Go through the entries below and print each one exactly.

-- DATA SUPPLIED follows --

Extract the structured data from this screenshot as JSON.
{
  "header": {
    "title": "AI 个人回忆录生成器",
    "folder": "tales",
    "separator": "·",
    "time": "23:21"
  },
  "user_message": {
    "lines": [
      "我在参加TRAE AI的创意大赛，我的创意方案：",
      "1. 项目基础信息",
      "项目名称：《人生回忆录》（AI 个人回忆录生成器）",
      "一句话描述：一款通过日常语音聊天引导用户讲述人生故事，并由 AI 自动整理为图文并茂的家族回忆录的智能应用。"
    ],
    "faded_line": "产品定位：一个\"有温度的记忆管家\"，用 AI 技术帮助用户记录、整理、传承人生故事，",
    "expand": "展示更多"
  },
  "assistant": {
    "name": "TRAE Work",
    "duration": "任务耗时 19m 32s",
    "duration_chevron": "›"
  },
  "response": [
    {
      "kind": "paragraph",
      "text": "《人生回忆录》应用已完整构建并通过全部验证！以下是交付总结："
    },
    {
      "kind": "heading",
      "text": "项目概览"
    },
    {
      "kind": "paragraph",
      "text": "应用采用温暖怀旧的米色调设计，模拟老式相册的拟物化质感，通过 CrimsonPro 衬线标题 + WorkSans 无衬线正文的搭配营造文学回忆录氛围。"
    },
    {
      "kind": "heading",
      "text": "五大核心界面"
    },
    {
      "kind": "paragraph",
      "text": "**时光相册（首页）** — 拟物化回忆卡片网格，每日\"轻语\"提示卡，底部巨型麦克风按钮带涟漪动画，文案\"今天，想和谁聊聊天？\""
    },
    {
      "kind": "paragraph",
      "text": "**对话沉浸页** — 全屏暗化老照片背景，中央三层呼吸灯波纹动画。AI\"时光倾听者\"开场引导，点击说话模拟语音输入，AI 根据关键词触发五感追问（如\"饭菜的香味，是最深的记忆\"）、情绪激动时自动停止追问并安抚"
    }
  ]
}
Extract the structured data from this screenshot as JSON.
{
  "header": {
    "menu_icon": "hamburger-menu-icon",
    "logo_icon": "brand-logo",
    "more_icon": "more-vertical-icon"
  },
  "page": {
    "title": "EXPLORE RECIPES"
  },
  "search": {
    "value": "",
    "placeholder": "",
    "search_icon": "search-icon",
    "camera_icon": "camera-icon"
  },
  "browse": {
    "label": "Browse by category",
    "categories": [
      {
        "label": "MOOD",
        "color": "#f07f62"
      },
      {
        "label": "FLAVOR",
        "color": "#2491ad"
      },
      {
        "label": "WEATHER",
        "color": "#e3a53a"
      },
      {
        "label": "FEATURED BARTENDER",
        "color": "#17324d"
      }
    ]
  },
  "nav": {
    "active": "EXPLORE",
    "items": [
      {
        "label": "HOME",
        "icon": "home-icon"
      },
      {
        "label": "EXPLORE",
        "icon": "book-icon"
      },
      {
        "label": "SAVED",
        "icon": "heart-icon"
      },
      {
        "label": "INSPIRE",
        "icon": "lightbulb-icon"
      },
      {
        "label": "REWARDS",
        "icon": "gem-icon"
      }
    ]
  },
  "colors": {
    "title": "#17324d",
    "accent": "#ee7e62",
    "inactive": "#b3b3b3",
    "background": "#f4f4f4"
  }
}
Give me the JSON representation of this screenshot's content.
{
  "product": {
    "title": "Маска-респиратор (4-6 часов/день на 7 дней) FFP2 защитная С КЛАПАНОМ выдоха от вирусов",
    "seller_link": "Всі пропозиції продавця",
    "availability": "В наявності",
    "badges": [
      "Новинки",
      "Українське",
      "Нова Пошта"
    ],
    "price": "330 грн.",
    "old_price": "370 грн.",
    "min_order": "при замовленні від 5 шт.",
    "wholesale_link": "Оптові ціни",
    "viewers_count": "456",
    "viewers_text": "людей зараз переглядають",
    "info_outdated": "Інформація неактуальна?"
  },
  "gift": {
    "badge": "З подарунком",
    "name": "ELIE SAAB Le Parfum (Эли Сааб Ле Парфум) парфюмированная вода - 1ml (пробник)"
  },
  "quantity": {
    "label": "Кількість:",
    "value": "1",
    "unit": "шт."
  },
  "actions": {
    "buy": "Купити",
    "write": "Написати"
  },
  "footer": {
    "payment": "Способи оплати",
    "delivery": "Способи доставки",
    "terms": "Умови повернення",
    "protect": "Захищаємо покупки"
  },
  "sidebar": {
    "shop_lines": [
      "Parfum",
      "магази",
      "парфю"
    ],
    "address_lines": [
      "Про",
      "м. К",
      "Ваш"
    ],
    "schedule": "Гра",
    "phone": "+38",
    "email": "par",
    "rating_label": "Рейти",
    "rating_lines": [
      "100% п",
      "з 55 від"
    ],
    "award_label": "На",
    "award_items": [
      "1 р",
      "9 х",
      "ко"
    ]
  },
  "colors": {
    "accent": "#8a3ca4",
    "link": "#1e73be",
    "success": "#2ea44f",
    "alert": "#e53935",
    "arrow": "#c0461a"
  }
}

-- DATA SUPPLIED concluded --

- [THE ANSWER]:
Extract the structured data from this screenshot as JSON.
{
  "header": {
    "title": "AI 个人回忆录生成器",
    "folder": "tales",
    "separator": "·",
    "time": "23:21"
  },
  "user_message": {
    "lines": [
      "我在参加TRAE AI的创意大赛，我的创意方案：",
      "1. 项目基础信息",
      "项目名称：《人生回忆录》（AI 个人回忆录生成器）",
      "一句话描述：一款通过日常语音聊天引导用户讲述人生故事，并由 AI 自动整理为图文并茂的家族回忆录的智能应用。"
    ],
    "faded_line": "产品定位：一个\"有温度的记忆管家\"，用 AI 技术帮助用户记录、整理、传承人生故事，",
    "expand": "展示更多"
  },
  "assistant": {
    "name": "TRAE Work",
    "duration": "任务耗时 19m 32s",
    "duration_chevron": "›"
  },
  "response": [
    {
      "kind": "paragraph",
      "text": "《人生回忆录》应用已完整构建并通过全部验证！以下是交付总结："
    },
    {
      "kind": "heading",
      "text": "项目概览"
    },
    {
      "kind": "paragraph",
      "text": "应用采用温暖怀旧的米色调设计，模拟老式相册的拟物化质感，通过 CrimsonPro 衬线标题 + WorkSans 无衬线正文的搭配营造文学回忆录氛围。"
    },
    {
      "kind": "heading",
      "text": "五大核心界面"
    },
    {
      "kind": "paragraph",
      "text": "**时光相册（首页）** — 拟物化回忆卡片网格，每日\"轻语\"提示卡，底部巨型麦克风按钮带涟漪动画，文案\"今天，想和谁聊聊天？\""
    },
    {
      "kind": "paragraph",
      "text": "**对话沉浸页** — 全屏暗化老照片背景，中央三层呼吸灯波纹动画。AI\"时光倾听者\"开场引导，点击说话模拟语音输入，AI 根据关键词触发五感追问（如\"饭菜的香味，是最深的记忆\"）、情绪激动时自动停止追问并安抚"
    }
  ]
}
Extract the structured data from this screenshot as JSON.
{
  "header": {
    "menu_icon": "hamburger-menu-icon",
    "logo_icon": "brand-logo",
    "more_icon": "more-vertical-icon"
  },
  "page": {
    "title": "EXPLORE RECIPES"
  },
  "search": {
    "value": "",
    "placeholder": "",
    "search_icon": "search-icon",
    "camera_icon": "camera-icon"
  },
  "browse": {
    "label": "Browse by category",
    "categories": [
      {
        "label": "MOOD",
        "color": "#f07f62"
      },
      {
        "label": "FLAVOR",
        "color": "#2491ad"
      },
      {
        "label": "WEATHER",
        "color": "#e3a53a"
      },
      {
        "label": "FEATURED BARTENDER",
        "color": "#17324d"
      }
    ]
  },
  "nav": {
    "active": "EXPLORE",
    "items": [
      {
        "label": "HOME",
        "icon": "home-icon"
      },
      {
        "label": "EXPLORE",
        "icon": "book-icon"
      },
      {
        "label": "SAVED",
        "icon": "heart-icon"
      },
      {
        "label": "INSPIRE",
        "icon": "lightbulb-icon"
      },
      {
        "label": "REWARDS",
        "icon": "gem-icon"
      }
    ]
  },
  "colors": {
    "title": "#17324d",
    "accent": "#ee7e62",
    "inactive": "#b3b3b3",
    "background": "#f4f4f4"
  }
}
Give me the JSON representation of this screenshot's content.
{
  "product": {
    "title": "Маска-респиратор (4-6 часов/день на 7 дней) FFP2 защитная С КЛАПАНОМ выдоха от вирусов",
    "seller_link": "Всі пропозиції продавця",
    "availability": "В наявності",
    "badges": [
      "Новинки",
      "Українське",
      "Нова Пошта"
    ],
    "price": "330 грн.",
    "old_price": "370 грн.",
    "min_order": "при замовленні від 5 шт.",
    "wholesale_link": "Оптові ціни",
    "viewers_count": "456",
    "viewers_text": "людей зараз переглядають",
    "info_outdated": "Інформація неактуальна?"
  },
  "gift": {
    "badge": "З подарунком",
    "name": "ELIE SAAB Le Parfum (Эли Сааб Ле Парфум) парфюмированная вода - 1ml (пробник)"
  },
  "quantity": {
    "label": "Кількість:",
    "value": "1",
    "unit": "шт."
  },
  "actions": {
    "buy": "Купити",
    "write": "Написати"
  },
  "footer": {
    "payment": "Способи оплати",
    "delivery": "Способи доставки",
    "terms": "Умови повернення",
    "protect": "Захищаємо покупки"
  },
  "sidebar": {
    "shop_lines": [
      "Parfum",
      "магази",
      "парфю"
    ],
    "address_lines": [
      "Про",
      "м. К",
      "Ваш"
    ],
    "schedule": "Гра",
    "phone": "+38",
    "email": "par",
    "rating_label": "Рейти",
    "rating_lines": [
      "100% п",
      "з 55 від"
    ],
    "award_label": "На",
    "award_items": [
      "1 р",
      "9 х",
      "ко"
    ]
  },
  "colors": {
    "accent": "#8a3ca4",
    "link": "#1e73be",
    "success": "#2ea44f",
    "alert": "#e53935",
    "arrow": "#c0461a"
  }
}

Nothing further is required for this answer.